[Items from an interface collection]

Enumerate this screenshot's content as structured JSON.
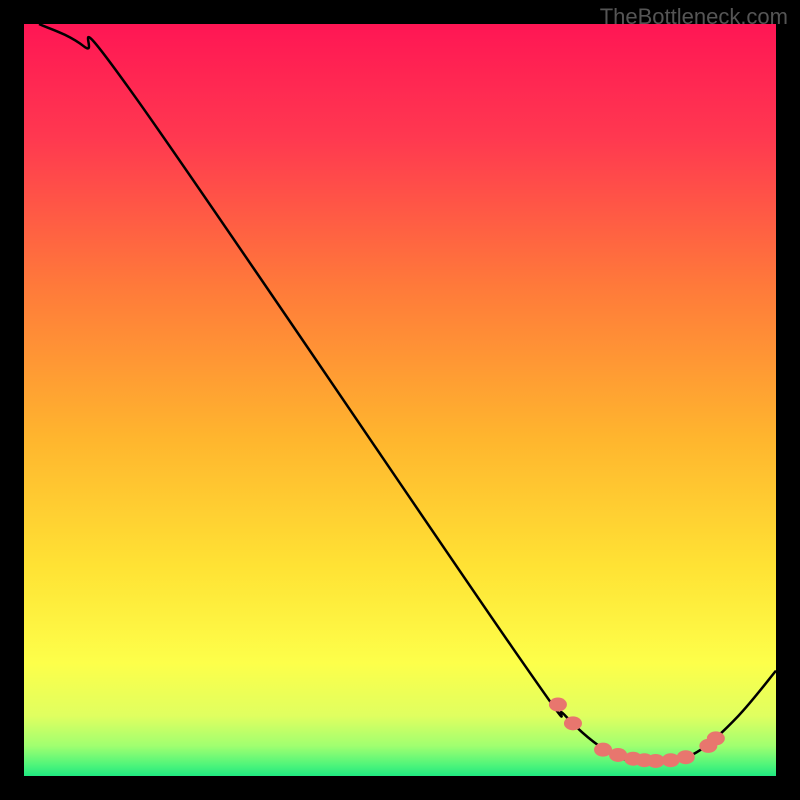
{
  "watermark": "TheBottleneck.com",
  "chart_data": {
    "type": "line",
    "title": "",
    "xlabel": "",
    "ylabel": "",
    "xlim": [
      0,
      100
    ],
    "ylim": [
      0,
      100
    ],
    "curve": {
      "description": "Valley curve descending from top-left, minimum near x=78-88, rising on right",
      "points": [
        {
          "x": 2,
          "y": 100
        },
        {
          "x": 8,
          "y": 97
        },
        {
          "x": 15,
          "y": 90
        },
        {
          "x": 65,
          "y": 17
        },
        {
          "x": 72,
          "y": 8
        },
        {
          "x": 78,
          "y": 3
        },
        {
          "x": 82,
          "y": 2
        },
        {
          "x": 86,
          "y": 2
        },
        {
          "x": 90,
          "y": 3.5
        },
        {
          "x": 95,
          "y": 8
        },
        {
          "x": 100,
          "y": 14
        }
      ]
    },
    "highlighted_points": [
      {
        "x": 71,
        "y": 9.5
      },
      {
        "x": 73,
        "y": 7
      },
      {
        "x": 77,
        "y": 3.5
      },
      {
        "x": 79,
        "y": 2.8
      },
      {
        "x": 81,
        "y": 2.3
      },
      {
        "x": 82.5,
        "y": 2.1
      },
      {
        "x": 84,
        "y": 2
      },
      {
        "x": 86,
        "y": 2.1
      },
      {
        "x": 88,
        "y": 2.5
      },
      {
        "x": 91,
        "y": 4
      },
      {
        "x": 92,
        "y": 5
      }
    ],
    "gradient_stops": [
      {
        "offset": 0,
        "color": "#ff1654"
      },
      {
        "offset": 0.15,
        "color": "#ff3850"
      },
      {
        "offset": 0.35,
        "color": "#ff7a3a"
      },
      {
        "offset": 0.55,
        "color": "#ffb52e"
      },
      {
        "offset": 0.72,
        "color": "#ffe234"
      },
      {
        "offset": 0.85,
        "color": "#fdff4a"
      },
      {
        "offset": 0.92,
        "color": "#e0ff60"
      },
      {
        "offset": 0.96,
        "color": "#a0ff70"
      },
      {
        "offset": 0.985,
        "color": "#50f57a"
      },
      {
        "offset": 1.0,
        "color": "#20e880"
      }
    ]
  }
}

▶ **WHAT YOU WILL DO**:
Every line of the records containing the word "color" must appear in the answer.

▶ **WRITTEN ANSWER**:
        "color": "#ff1654"
        "color": "#ff3850"
        "color": "#ff7a3a"
        "color": "#ffb52e"
        "color": "#ffe234"
        "color": "#fdff4a"
        "color": "#e0ff60"
        "color": "#a0ff70"
        "color": "#50f57a"
        "color": "#20e880"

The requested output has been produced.